• Supplied records:
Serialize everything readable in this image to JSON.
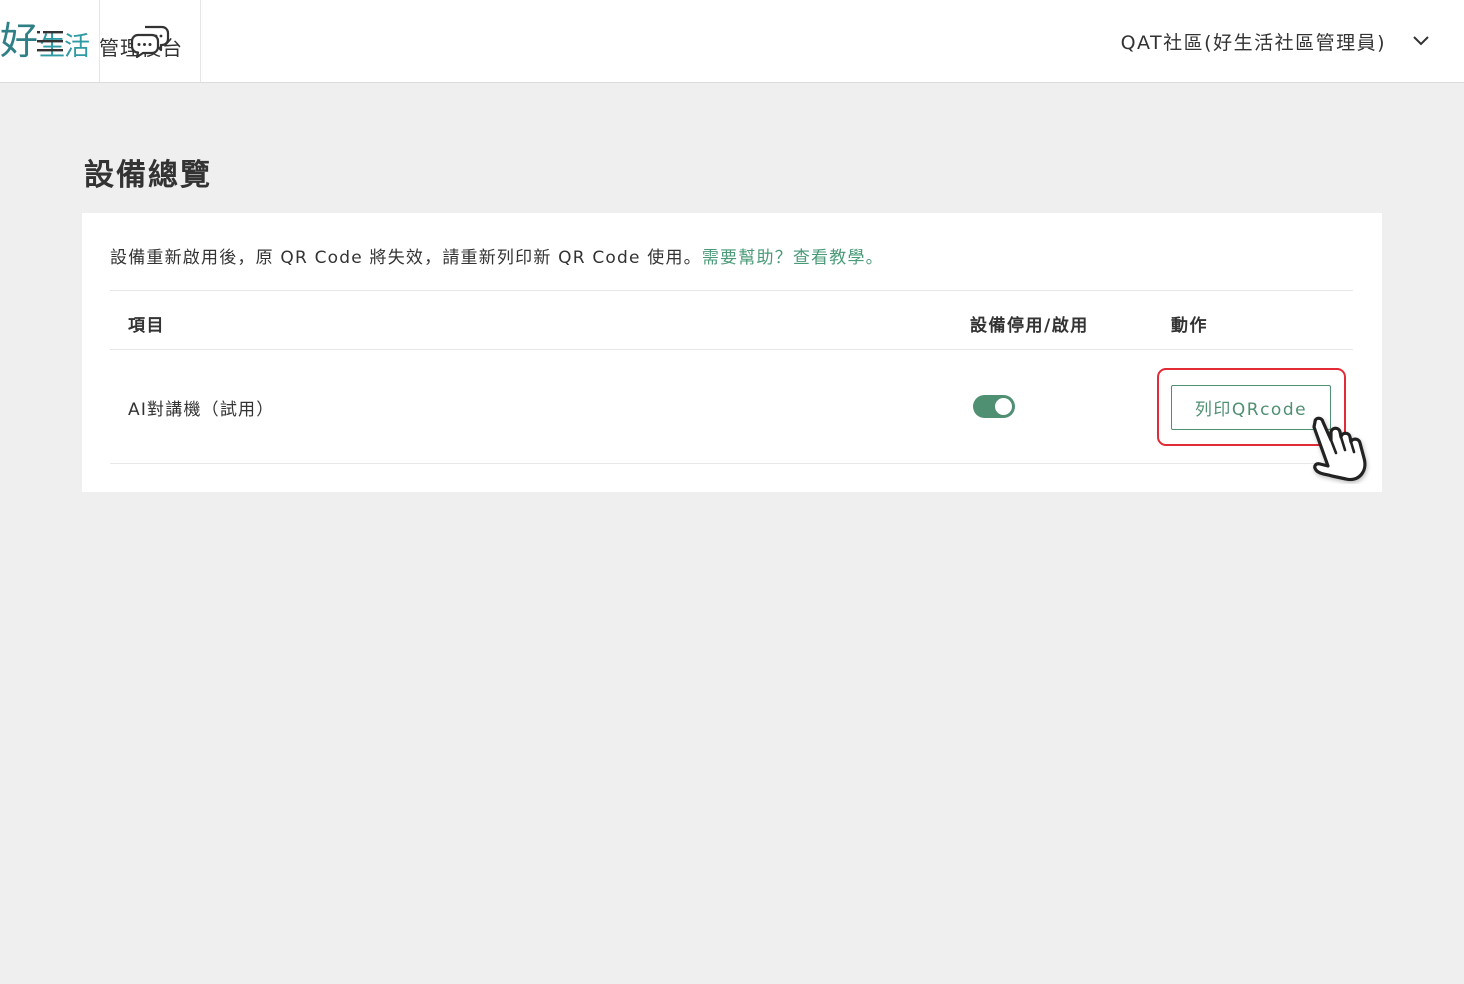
{
  "header": {
    "logo_main": "好",
    "logo_rest": "生活",
    "logo_sub": "管理後台",
    "community": "QAT社區(好生活社區管理員)"
  },
  "page": {
    "title": "設備總覽"
  },
  "notice": {
    "text": "設備重新啟用後，原 QR Code 將失效，請重新列印新 QR Code 使用。",
    "help_link": "需要幫助？查看教學。"
  },
  "table": {
    "headers": {
      "item": "項目",
      "toggle": "設備停用/啟用",
      "action": "動作"
    },
    "rows": [
      {
        "item": "AI對講機（試用）",
        "enabled": true,
        "action_label": "列印QRcode"
      }
    ]
  },
  "colors": {
    "accent": "#4f8f72",
    "highlight": "#e22b36",
    "logo": "#2e7f86"
  }
}
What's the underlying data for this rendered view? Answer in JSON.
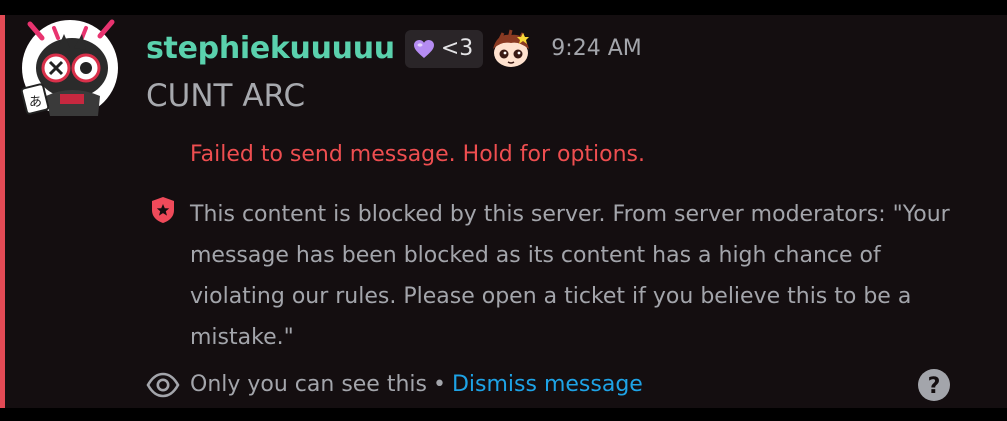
{
  "message": {
    "username": "stephiekuuuuu",
    "role_tag": {
      "text": "<3",
      "icon": "purple-heart-icon"
    },
    "decoration_emoji": "anime-character-emoji",
    "timestamp": "9:24 AM",
    "content": "CUNT ARC"
  },
  "error": {
    "text": "Failed to send message. Hold for options."
  },
  "blocked_notice": {
    "icon": "shield-star-icon",
    "text": "This content is blocked by this server. From server moderators: \"Your message has been blocked as its content has a high chance of violating our rules. Please open a ticket if you believe this to be a mistake.\""
  },
  "ephemeral": {
    "icon": "eye-icon",
    "text": "Only you can see this",
    "separator": "•",
    "dismiss_label": "Dismiss message",
    "help_icon": "question-mark-icon"
  },
  "colors": {
    "background": "#140e10",
    "accent_bar": "#e34a55",
    "username": "#5ad1ad",
    "error": "#ee4e50",
    "link": "#1ea3e6",
    "muted_text": "#a3a5ab"
  }
}
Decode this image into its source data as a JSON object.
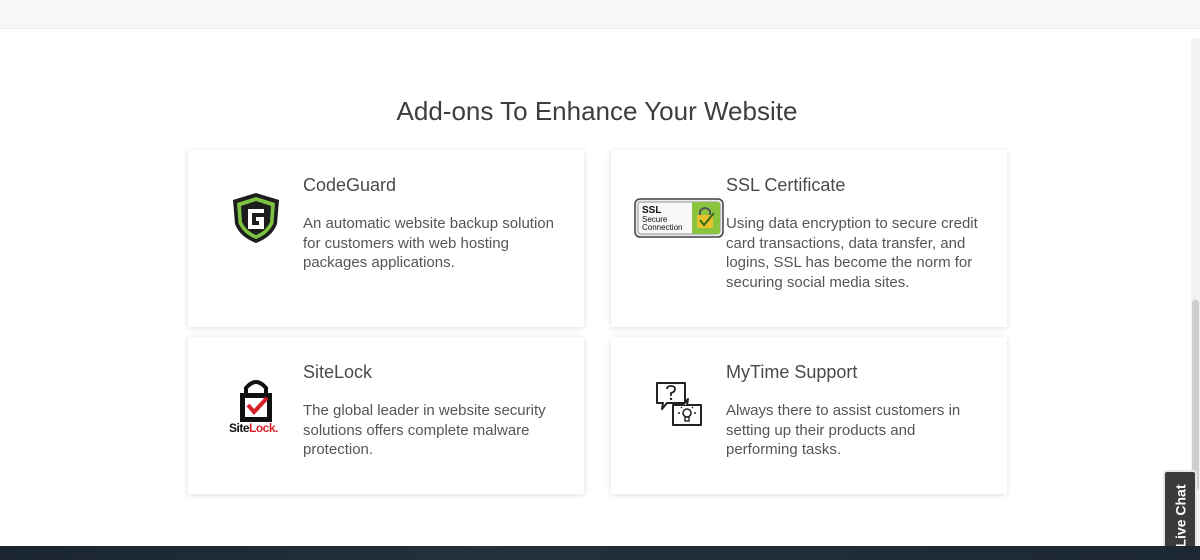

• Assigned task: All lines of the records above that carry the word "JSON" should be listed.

• Solution to this task:
Serialize everything readable in this image to JSON.
What's the underlying data for this rendered view? Answer in JSON.
Decode this image into its source data as a JSON object.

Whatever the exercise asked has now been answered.